Vila Central Hospital (VCH) needs a new sewage system.
The national referral hospital’s sewage system is also polluting Ekasuvat or First Lagoon.
VCH Superintendent, Dr. Tony Harry said the sewage system is from the 1960s during colonial days and the system used is outdated. Dr. Harry says there are three processes that the system uses which are storage, filtration and finally chlorination, just like the swimming pools, before it goes into the lagoon.
Dr. Harry said because the system is outdated, there is a possibility of human waste residue by-passing the old filters and seeping into the lagoon. He said they cleaned out the residue dating back to the 1970s before independence last year.
He is appealing to the Ministry of Health to get the proposed project of a new sewage system up and running as soon as possible. Dr. Harry says the project may be funded by the Japanese government who funded the last hospital upgrades.
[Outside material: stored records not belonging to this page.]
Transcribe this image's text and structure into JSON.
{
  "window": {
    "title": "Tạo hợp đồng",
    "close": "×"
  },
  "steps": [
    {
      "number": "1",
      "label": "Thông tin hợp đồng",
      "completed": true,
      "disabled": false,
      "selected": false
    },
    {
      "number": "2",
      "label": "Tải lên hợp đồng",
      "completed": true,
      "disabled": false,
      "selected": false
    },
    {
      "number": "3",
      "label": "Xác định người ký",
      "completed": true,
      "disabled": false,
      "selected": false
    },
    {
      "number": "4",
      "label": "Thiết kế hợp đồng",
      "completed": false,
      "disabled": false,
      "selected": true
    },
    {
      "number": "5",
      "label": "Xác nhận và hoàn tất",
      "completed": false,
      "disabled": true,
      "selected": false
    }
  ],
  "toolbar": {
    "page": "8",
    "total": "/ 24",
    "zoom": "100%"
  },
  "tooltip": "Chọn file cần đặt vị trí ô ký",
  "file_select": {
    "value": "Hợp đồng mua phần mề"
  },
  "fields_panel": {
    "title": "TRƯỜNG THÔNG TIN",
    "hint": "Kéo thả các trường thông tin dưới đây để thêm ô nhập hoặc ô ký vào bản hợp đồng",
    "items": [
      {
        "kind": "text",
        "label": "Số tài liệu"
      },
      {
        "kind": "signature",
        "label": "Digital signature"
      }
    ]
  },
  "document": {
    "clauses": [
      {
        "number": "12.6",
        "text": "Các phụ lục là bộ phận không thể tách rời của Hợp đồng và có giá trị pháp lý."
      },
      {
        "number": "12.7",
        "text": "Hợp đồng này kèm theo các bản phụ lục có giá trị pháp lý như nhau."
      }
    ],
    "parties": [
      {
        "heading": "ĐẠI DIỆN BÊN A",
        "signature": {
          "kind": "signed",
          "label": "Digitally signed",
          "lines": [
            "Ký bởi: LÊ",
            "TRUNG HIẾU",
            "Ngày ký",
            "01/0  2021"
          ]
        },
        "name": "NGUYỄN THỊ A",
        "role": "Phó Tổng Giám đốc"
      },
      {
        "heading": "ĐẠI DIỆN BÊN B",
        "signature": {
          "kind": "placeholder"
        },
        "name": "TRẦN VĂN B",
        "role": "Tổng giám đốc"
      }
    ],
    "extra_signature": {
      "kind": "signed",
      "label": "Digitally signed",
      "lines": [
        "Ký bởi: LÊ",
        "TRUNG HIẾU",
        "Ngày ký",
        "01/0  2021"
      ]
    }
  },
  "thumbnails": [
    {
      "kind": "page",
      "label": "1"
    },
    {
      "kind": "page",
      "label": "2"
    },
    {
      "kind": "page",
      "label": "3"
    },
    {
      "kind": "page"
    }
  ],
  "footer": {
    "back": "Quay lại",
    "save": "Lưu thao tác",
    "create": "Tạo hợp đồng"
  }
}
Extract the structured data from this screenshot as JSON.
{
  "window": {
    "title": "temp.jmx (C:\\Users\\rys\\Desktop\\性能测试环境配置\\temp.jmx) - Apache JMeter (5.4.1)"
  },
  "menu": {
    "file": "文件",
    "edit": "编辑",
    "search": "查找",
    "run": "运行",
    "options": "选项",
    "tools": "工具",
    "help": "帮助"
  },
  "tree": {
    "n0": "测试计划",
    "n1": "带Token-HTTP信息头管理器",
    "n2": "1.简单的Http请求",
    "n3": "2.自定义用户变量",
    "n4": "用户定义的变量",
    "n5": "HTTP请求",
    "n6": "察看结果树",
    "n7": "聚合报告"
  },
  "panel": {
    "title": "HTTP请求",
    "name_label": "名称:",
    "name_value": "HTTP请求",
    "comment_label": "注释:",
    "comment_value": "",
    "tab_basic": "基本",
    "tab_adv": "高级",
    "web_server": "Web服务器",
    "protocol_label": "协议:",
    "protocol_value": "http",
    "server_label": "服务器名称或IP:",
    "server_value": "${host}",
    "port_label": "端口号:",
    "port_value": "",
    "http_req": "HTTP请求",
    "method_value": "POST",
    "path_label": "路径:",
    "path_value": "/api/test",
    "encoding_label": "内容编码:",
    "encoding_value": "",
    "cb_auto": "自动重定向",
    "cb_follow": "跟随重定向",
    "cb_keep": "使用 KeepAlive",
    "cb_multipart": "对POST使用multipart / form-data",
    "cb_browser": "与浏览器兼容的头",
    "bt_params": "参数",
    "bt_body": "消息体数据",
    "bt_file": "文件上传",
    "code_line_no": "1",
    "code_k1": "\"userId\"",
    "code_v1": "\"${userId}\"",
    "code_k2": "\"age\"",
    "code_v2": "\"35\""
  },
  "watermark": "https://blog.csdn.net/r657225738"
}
Next to the sewage facility is the Laken community made up of approximately 100 people from Tongoa. Chief Kalo Thompson who is part of this community said the pollution issue is a longtime ongoing problem.
The chief admits his people too may have been irresponsible at times in the past and littered the lagoon but said they have lived there for the past 20-30 years and have seen drastic changes.
Chief Thompson says apart from the hospital, business houses such as resorts along the lagoon should be inspected by authorities concerned to determine whether or not they are also contributing to pollution through their sewage system.
Chief Thompson says in the past, the sea was clear and one could see the kokias shells when diving. However, these days the water is so murky one can hardly see anything.
He mentioned the lagoon smells different as well and there are not as many fish as there were a few years ago when the people in his community made a sustainable income from selling fish.
Chief Thompson is interested in meeting with other chiefs from the communities along the lagoon to discuss this issue as he says the pollution levels also pose a health threat to the people, and if the chiefs stand together they can have their concerns heard by the authorities responsible.
While the VCH Superintendent sympathised with those affected by the pollution, he also explained that the land across the road from the VCH from Seaside Police down to the lagoon where the Laken community lives is hospital land and the Laken Community have put themselves in danger by living on hospital land without a lease, next to a sewage facility which already poses a potential threat.
Dr. Harry added the houses at Seaside Police which are now occupied by police officers, used to accommodate doctors as they were built before independence by the Leprosy Foundation.
- By Charles Hakwa